(What needs to be done) Among the lines of the data below, count those that hold the word "тоже". Answer with the number alone.

Data records for software interfaces

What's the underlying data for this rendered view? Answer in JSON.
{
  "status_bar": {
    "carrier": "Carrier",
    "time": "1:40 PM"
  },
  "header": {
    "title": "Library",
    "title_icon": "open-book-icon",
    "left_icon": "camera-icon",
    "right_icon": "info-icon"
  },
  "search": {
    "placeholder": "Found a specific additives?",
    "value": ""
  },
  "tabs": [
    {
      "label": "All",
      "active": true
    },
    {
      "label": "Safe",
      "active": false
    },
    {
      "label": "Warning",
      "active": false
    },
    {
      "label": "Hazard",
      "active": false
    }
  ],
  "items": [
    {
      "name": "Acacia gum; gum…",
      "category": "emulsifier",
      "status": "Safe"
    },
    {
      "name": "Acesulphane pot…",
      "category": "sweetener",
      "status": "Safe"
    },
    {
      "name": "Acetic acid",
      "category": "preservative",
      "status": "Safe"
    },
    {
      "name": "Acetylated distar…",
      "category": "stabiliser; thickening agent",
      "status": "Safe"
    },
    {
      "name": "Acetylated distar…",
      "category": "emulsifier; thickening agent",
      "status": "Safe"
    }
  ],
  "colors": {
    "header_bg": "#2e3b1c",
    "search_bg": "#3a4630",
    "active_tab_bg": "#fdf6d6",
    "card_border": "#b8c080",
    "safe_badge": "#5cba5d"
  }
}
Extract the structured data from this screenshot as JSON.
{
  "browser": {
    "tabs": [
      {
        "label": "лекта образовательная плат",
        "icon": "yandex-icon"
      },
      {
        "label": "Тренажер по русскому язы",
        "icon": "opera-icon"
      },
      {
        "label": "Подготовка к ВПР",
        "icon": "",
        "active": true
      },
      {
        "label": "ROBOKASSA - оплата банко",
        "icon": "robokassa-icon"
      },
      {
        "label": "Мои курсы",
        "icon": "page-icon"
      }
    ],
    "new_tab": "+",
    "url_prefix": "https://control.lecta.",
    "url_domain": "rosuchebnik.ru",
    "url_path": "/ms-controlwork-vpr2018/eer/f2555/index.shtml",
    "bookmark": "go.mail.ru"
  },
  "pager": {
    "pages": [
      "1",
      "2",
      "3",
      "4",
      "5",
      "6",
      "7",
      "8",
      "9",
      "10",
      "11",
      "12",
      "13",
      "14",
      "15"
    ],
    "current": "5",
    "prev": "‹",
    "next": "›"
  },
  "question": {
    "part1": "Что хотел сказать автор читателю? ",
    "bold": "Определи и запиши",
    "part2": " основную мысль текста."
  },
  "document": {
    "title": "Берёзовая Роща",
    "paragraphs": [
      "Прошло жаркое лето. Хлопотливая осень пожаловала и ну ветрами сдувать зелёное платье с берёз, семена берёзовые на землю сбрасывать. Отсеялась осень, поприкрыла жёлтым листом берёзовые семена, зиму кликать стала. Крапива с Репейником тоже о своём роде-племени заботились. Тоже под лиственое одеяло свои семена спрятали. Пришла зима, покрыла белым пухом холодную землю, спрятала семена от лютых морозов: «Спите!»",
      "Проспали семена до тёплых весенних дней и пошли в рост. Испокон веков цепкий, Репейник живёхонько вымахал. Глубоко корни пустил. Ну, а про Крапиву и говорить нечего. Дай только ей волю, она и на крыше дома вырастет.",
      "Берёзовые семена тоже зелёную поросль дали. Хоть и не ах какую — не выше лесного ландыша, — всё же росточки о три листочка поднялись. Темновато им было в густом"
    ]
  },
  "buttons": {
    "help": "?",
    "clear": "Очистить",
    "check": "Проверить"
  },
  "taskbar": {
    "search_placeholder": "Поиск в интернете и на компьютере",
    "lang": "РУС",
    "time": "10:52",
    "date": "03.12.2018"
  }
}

(Task solution) 2